The Roussillon region is focused on both local value chains and export-oriented vegetable production to Northern Europe and faces therefore economic, technical and logistic challenges. Diversification was identified as a technical solution to consolidate production in the region, for instance, to deal with sanitary problems due to monocropping tendency, and as a economic opportunity.
What are the main problems underlying the emergence of the case study?
Fresh market vegetable production is a historic and emblematic farming and economic activity in the Roussillon plain. From the sixties to the nineties, vegetable production and marketing mainly targeted long supply chains and were specialized in a small range of products: lettuce, artichoke, tomato and cucumber. Today, vegetable production in the area is facing several difficulties. Competition from products grown in other production areas (other French regions, southern Europe, northern Africa) is strong and has intensified since the Saint Charles international hub for marketing, transporting and logistics of fruits and vegetables is located in the case study territory. Prices are very volatile as a function of the weather conditions and/or of the supply and demand ratio. In the meantime, Perpignan and the surroundings villages are sprawling and farming areas decreasing. As a solution to the economic difficulties faced by some producers, short and/or local supply chains have been growing for fifteen years and meet consumer demand. They usually involve a larger range of products than long supply chains. Local demand is however limited compared to potential production and irregular due to tourism seasonality. Today, short and/or local and long supply chains coexist in the territory, which is seen as a strength by local stakeholders. Stakeholders however are unhappy with the lack of coordination between the various supply chains in the territory.

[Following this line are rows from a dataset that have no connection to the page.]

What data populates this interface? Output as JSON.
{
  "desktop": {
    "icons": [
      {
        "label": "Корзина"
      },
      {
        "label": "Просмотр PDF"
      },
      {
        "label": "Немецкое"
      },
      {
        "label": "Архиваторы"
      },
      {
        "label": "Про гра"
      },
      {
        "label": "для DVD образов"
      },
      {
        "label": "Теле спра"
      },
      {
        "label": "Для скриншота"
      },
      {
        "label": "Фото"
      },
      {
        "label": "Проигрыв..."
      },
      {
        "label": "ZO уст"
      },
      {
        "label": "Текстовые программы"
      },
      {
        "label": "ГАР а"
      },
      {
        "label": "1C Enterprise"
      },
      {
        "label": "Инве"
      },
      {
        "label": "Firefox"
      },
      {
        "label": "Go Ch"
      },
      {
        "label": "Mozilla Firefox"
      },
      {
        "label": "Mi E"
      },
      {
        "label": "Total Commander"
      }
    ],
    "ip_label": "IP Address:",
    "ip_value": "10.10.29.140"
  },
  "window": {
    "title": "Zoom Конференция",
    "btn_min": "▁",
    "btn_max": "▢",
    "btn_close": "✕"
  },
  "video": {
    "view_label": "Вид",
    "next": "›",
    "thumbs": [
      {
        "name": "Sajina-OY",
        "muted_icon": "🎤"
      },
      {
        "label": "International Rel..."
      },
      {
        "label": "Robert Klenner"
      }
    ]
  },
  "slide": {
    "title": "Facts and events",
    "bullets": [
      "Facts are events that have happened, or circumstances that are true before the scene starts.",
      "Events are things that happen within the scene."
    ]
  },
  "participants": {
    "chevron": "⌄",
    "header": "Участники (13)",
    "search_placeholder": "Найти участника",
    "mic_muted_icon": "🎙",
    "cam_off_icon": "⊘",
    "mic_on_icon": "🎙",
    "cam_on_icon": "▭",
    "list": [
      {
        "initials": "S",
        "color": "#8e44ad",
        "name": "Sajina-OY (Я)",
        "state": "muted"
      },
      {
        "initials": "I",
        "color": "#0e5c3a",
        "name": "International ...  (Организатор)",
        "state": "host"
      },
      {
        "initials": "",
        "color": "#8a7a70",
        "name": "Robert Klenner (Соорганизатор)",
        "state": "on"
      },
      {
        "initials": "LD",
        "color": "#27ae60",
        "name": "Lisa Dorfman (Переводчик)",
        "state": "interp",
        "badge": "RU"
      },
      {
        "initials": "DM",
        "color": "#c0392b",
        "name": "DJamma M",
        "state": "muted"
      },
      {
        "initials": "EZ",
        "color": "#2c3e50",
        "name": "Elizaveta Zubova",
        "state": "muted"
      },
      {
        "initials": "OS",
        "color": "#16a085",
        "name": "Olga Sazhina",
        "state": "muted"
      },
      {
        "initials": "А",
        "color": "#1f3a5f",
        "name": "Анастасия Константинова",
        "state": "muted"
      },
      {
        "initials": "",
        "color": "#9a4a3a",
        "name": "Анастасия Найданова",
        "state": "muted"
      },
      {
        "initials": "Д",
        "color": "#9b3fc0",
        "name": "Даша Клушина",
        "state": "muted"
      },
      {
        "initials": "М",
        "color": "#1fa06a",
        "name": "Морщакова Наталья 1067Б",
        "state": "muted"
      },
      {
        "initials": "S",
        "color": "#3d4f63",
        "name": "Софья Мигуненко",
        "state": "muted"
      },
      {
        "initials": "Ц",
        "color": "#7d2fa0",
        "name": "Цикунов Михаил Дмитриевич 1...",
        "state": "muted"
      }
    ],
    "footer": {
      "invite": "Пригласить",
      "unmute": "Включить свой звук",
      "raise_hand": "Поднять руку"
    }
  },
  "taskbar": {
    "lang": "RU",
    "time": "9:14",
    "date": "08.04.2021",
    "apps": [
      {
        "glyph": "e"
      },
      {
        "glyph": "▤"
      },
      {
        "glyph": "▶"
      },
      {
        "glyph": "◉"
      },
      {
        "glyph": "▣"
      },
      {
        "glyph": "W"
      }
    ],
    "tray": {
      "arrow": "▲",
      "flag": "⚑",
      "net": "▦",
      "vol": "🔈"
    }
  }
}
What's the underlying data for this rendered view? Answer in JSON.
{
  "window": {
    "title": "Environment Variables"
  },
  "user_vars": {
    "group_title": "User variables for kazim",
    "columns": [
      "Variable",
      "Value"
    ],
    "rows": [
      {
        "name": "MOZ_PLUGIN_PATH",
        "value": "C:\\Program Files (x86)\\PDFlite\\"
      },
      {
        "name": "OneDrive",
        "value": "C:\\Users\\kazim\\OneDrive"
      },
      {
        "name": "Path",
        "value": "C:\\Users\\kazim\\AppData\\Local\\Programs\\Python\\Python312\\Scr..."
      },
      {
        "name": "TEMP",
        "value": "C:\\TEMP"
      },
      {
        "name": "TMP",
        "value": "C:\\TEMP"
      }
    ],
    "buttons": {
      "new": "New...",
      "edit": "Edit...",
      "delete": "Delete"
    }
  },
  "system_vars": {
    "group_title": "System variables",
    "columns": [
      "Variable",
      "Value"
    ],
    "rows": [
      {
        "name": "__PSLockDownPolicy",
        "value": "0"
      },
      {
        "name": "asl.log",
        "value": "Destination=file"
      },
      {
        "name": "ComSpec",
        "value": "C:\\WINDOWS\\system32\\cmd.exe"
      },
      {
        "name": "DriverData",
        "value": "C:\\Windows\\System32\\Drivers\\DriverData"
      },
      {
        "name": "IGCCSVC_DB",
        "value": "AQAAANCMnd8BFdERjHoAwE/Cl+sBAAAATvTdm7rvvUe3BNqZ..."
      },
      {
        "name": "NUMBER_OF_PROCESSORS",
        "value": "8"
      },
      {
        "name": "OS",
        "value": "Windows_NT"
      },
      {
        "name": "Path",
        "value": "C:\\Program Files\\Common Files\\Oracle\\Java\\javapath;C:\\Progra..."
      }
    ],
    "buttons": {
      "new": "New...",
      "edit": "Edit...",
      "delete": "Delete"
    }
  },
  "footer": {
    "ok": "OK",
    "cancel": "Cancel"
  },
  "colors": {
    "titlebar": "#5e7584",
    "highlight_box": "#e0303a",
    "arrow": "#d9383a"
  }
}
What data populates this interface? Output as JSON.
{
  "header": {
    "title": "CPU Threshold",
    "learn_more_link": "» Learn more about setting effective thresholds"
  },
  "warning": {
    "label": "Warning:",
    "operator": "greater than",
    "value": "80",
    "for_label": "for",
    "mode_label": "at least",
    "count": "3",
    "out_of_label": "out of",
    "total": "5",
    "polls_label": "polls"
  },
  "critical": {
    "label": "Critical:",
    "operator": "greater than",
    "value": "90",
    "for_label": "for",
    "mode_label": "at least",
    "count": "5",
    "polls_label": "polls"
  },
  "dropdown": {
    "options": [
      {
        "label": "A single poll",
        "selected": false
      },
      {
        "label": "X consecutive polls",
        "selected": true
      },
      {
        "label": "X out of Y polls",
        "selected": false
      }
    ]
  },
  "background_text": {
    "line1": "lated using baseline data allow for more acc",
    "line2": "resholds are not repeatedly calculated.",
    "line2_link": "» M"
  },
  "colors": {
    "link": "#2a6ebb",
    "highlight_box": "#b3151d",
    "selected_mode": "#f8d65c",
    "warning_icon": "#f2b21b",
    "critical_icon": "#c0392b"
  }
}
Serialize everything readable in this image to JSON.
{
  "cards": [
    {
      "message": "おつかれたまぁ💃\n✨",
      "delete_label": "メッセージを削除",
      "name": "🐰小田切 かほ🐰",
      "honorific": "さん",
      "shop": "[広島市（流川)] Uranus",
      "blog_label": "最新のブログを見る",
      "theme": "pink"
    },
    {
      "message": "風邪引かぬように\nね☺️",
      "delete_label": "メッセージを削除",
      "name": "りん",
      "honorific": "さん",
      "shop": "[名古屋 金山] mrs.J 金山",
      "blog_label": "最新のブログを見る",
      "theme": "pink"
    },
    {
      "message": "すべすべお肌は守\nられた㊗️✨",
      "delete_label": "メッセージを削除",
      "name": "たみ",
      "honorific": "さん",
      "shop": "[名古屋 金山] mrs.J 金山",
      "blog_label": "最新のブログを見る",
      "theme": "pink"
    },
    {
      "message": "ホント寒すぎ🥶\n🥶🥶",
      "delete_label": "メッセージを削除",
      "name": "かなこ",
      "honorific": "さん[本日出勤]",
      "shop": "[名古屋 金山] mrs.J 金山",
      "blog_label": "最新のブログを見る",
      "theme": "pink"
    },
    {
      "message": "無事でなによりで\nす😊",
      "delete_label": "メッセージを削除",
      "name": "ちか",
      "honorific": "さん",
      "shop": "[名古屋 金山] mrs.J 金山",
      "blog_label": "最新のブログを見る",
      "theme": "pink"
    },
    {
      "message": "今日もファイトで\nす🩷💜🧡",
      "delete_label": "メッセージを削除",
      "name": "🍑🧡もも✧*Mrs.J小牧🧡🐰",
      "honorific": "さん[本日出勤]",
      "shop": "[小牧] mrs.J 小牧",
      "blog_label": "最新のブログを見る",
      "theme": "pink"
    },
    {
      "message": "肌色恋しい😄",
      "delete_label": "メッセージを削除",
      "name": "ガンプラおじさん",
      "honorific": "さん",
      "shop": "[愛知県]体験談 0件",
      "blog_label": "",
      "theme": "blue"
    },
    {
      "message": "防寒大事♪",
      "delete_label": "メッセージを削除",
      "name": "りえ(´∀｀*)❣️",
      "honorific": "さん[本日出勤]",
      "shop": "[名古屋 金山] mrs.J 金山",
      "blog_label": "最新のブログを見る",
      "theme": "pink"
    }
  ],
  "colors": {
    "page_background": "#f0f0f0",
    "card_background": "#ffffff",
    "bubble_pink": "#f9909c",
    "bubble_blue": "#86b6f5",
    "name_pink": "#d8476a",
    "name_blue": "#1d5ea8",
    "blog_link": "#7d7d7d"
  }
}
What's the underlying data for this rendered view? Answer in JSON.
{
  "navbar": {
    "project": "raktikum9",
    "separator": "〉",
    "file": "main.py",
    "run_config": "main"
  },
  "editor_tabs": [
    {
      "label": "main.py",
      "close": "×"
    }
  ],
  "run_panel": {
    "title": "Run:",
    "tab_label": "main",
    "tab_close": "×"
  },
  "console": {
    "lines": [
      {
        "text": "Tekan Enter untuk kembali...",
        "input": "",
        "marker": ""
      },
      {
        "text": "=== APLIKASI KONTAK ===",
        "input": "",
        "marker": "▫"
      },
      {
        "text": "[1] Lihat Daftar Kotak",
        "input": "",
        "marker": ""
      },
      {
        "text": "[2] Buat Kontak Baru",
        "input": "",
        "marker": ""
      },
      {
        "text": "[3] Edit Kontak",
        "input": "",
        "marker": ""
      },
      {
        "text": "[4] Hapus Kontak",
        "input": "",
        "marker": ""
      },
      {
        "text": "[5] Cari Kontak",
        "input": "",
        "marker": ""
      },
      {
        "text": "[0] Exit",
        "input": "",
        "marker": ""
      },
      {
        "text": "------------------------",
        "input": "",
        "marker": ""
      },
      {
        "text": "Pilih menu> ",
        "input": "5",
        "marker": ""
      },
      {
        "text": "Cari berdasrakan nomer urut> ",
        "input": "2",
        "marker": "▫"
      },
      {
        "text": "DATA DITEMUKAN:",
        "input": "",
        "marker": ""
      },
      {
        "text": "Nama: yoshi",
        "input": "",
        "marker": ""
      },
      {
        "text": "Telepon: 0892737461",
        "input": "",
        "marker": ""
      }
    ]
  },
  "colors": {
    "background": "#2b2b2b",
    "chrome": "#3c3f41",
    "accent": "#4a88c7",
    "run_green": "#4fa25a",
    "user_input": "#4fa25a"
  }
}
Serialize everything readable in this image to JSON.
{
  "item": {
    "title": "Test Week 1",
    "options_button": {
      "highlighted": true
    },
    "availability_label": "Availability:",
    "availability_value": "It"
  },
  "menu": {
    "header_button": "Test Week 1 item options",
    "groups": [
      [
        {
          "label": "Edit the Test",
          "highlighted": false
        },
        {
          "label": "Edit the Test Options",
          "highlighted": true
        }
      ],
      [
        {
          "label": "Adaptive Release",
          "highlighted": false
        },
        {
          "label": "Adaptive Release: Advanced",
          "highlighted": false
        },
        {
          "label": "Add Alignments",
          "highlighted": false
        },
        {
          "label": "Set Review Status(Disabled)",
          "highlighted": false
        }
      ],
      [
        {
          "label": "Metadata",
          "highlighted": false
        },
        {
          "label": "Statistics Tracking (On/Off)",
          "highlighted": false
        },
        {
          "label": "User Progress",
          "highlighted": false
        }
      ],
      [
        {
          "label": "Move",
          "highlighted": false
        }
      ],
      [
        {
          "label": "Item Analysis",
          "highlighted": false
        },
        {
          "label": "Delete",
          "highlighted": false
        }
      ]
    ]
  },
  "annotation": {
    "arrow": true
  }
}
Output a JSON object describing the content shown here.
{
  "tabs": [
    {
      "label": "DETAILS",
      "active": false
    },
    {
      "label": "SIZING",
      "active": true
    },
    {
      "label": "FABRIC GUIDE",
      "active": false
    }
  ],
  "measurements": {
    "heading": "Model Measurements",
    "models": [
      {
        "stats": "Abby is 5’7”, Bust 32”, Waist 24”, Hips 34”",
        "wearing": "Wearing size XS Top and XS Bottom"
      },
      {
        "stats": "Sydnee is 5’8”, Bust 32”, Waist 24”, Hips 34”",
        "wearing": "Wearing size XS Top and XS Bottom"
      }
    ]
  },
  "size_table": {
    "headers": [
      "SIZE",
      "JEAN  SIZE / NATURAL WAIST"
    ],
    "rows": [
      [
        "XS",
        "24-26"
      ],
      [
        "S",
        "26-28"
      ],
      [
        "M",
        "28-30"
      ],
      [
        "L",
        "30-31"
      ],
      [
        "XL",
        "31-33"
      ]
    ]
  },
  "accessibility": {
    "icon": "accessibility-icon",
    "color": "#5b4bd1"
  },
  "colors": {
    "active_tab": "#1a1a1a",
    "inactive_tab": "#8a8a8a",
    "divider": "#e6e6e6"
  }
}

In this context, the case study aims to contribute to maintaining significant and dynamic vegetable production in the Roussillon plain through crop diversification targeting a diversity of vegetable food chains. Yet, crop diversification in vegetable production systems is challenging. As products are mostly sold fresh with little or no stockage, planning is critical to meet demand whereas prices are very volatile. However, two to three crops grown quickly one after the other on the same field within a year with multiple steps from ‘farm to fork’ (seeding, transplanting, fertilising, watering, pruning and trellising plants, managing pests, harvesting) makes planning tricky. In addition, producers are particularly risk adverse for at least two reasons. First, production costs are high due to a high share of labour costs in low-mechanised systems. Second, marketing standards are very strict and biotic or abiotic damage, which can be mitigated using appropriate crop management techniques, can quickly affect products and generate a large amount of waste if not prevented or mitigated in a timely manner by appropriate crop management techniques.
How is the problem addressed and which actors are involved?
In order to design concrete solutions to crop diversification issues on farms and through diversified marketing, a partnership has been launched between the INRA experimental unit of Alénya Roussillon, dedicated to protected vegetable production systems, and the fruit & vegetable department of the local chamber of agriculture. Case study 25 gathers four farmers and two marketers. The farmers manage middle-sized farms dedicated totally or partly to vegetable production. They are involved in crop diversification and are converting totally or partly to organic farming. The marketers sell diverse conventional and/or organic and products. The case study aims to connect farmers and value chain actors to enhance mutual understanding and coordination. A key challenge stated by the stakeholders is to identify innovative ways of thinking and acting beyond business as usual.
Three types of actions are implemented within the case study to enhance the development of diversified vegetable cropping systems: (1) capitalize, develop and share knowledge and experience on diversified cropping systems, (2) adapt if needed, and test method(s) or tool(s) to facilitate crop diversification planning and management at farm and value chain scales, and (3) stimulate reflections, which aim to design marketing strategies more adapted to crop diversification.
An entry point in the case study is to give farmers the opportunity to step back in order to assess the strengths and weaknesses of their systems. The case study shall also develop resources useful for designing, planning and managing diversified vegetable cropping systems. The case study also aims to enhance coordinations both between farmers and between farmers and value chain actors in order to secure outlets for products for diversified vegetables.
Relevance for the DiverIMPACTS goals
Case study 25 aims to sustain the diversification of vegetable food chains in the Roussillon plain. Crop diversification is the main entry point and can include rotation, intercropping and multiple cropping as well as the insertion of green manure. In case study 25, to achieve the full potential of diversification, as proposed by DiverIMPACTS, value chains shall be able to create value for the “Roussillon diversified vegetable basket”. Stakeholders have highlighted the need to target local and regional markets as well as more distant ones (national and possibly European markets). They have also stated that a key challenge is to identify ways of thinking and acting beyond business as usual, ensuring consistency with the aim of DiverIMPACTS to propose innovations to remove lock-ins to crop diversification from farmers to consumers.
- Claire Lesur-Dumoulin, INRA, case study leader
- Amélie Lefèvre, INRA, case study monitor